---------- Given entries
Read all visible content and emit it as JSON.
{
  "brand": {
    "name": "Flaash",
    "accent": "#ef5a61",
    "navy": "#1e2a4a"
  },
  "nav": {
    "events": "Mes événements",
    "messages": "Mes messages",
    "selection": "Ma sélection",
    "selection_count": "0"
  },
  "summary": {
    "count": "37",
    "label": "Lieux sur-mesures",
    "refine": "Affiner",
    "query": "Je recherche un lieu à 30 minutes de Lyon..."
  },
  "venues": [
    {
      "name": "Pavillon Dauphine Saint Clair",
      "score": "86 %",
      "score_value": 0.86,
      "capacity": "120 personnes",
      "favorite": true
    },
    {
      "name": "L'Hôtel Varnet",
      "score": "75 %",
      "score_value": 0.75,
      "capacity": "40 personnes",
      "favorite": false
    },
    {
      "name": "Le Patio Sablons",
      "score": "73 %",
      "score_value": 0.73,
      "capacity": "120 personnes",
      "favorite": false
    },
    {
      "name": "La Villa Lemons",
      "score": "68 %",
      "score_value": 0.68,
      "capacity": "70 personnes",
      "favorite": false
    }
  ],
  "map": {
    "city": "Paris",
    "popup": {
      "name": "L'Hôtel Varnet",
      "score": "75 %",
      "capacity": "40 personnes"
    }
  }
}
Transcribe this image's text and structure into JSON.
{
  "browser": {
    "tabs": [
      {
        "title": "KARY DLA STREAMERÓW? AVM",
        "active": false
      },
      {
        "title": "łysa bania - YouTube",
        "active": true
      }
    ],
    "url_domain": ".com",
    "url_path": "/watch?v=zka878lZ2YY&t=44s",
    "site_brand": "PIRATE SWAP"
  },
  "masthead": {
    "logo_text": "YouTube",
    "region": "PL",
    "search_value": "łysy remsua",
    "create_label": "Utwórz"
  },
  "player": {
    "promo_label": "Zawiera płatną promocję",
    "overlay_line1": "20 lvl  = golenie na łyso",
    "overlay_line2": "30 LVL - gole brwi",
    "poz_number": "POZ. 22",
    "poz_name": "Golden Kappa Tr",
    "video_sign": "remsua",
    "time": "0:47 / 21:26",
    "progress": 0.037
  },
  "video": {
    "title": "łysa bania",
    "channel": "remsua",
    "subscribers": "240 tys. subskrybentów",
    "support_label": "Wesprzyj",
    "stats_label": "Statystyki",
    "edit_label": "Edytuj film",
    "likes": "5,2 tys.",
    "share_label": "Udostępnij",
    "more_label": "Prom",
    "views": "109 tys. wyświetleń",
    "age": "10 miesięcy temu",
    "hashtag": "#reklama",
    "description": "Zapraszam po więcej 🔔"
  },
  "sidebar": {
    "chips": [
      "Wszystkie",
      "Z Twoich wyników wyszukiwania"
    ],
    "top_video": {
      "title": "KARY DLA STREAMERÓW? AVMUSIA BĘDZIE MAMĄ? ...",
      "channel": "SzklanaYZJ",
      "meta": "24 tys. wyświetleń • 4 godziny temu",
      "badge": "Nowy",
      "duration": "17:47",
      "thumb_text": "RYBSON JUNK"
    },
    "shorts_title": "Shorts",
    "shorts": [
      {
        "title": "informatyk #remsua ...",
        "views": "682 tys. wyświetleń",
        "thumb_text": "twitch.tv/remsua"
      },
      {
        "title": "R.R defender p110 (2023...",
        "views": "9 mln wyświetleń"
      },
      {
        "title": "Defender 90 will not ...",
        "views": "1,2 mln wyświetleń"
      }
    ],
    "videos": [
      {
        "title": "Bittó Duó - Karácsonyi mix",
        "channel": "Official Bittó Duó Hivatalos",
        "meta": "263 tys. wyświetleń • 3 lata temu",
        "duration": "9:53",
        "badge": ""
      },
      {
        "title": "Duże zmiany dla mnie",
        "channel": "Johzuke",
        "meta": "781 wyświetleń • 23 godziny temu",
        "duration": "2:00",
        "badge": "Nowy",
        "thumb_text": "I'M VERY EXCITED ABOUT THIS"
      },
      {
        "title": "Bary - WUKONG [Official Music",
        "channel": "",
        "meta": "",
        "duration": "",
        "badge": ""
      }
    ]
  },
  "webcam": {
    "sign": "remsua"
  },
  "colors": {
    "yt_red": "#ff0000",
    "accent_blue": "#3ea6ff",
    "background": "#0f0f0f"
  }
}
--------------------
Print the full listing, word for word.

Read all visible content and emit it as JSON.
{
  "brand": {
    "name": "Flaash",
    "accent": "#ef5a61",
    "navy": "#1e2a4a"
  },
  "nav": {
    "events": "Mes événements",
    "messages": "Mes messages",
    "selection": "Ma sélection",
    "selection_count": "0"
  },
  "summary": {
    "count": "37",
    "label": "Lieux sur-mesures",
    "refine": "Affiner",
    "query": "Je recherche un lieu à 30 minutes de Lyon..."
  },
  "venues": [
    {
      "name": "Pavillon Dauphine Saint Clair",
      "score": "86 %",
      "score_value": 0.86,
      "capacity": "120 personnes",
      "favorite": true
    },
    {
      "name": "L'Hôtel Varnet",
      "score": "75 %",
      "score_value": 0.75,
      "capacity": "40 personnes",
      "favorite": false
    },
    {
      "name": "Le Patio Sablons",
      "score": "73 %",
      "score_value": 0.73,
      "capacity": "120 personnes",
      "favorite": false
    },
    {
      "name": "La Villa Lemons",
      "score": "68 %",
      "score_value": 0.68,
      "capacity": "70 personnes",
      "favorite": false
    }
  ],
  "map": {
    "city": "Paris",
    "popup": {
      "name": "L'Hôtel Varnet",
      "score": "75 %",
      "capacity": "40 personnes"
    }
  }
}
Transcribe this image's text and structure into JSON.
{
  "browser": {
    "tabs": [
      {
        "title": "KARY DLA STREAMERÓW? AVM",
        "active": false
      },
      {
        "title": "łysa bania - YouTube",
        "active": true
      }
    ],
    "url_domain": ".com",
    "url_path": "/watch?v=zka878lZ2YY&t=44s",
    "site_brand": "PIRATE SWAP"
  },
  "masthead": {
    "logo_text": "YouTube",
    "region": "PL",
    "search_value": "łysy remsua",
    "create_label": "Utwórz"
  },
  "player": {
    "promo_label": "Zawiera płatną promocję",
    "overlay_line1": "20 lvl  = golenie na łyso",
    "overlay_line2": "30 LVL - gole brwi",
    "poz_number": "POZ. 22",
    "poz_name": "Golden Kappa Tr",
    "video_sign": "remsua",
    "time": "0:47 / 21:26",
    "progress": 0.037
  },
  "video": {
    "title": "łysa bania",
    "channel": "remsua",
    "subscribers": "240 tys. subskrybentów",
    "support_label": "Wesprzyj",
    "stats_label": "Statystyki",
    "edit_label": "Edytuj film",
    "likes": "5,2 tys.",
    "share_label": "Udostępnij",
    "more_label": "Prom",
    "views": "109 tys. wyświetleń",
    "age": "10 miesięcy temu",
    "hashtag": "#reklama",
    "description": "Zapraszam po więcej 🔔"
  },
  "sidebar": {
    "chips": [
      "Wszystkie",
      "Z Twoich wyników wyszukiwania"
    ],
    "top_video": {
      "title": "KARY DLA STREAMERÓW? AVMUSIA BĘDZIE MAMĄ? ...",
      "channel": "SzklanaYZJ",
      "meta": "24 tys. wyświetleń • 4 godziny temu",
      "badge": "Nowy",
      "duration": "17:47",
      "thumb_text": "RYBSON JUNK"
    },
    "shorts_title": "Shorts",
    "shorts": [
      {
        "title": "informatyk #remsua ...",
        "views": "682 tys. wyświetleń",
        "thumb_text": "twitch.tv/remsua"
      },
      {
        "title": "R.R defender p110 (2023...",
        "views": "9 mln wyświetleń"
      },
      {
        "title": "Defender 90 will not ...",
        "views": "1,2 mln wyświetleń"
      }
    ],
    "videos": [
      {
        "title": "Bittó Duó - Karácsonyi mix",
        "channel": "Official Bittó Duó Hivatalos",
        "meta": "263 tys. wyświetleń • 3 lata temu",
        "duration": "9:53",
        "badge": ""
      },
      {
        "title": "Duże zmiany dla mnie",
        "channel": "Johzuke",
        "meta": "781 wyświetleń • 23 godziny temu",
        "duration": "2:00",
        "badge": "Nowy",
        "thumb_text": "I'M VERY EXCITED ABOUT THIS"
      },
      {
        "title": "Bary - WUKONG [Official Music",
        "channel": "",
        "meta": "",
        "duration": "",
        "badge": ""
      }
    ]
  },
  "webcam": {
    "sign": "remsua"
  },
  "colors": {
    "yt_red": "#ff0000",
    "accent_blue": "#3ea6ff",
    "background": "#0f0f0f"
  }
}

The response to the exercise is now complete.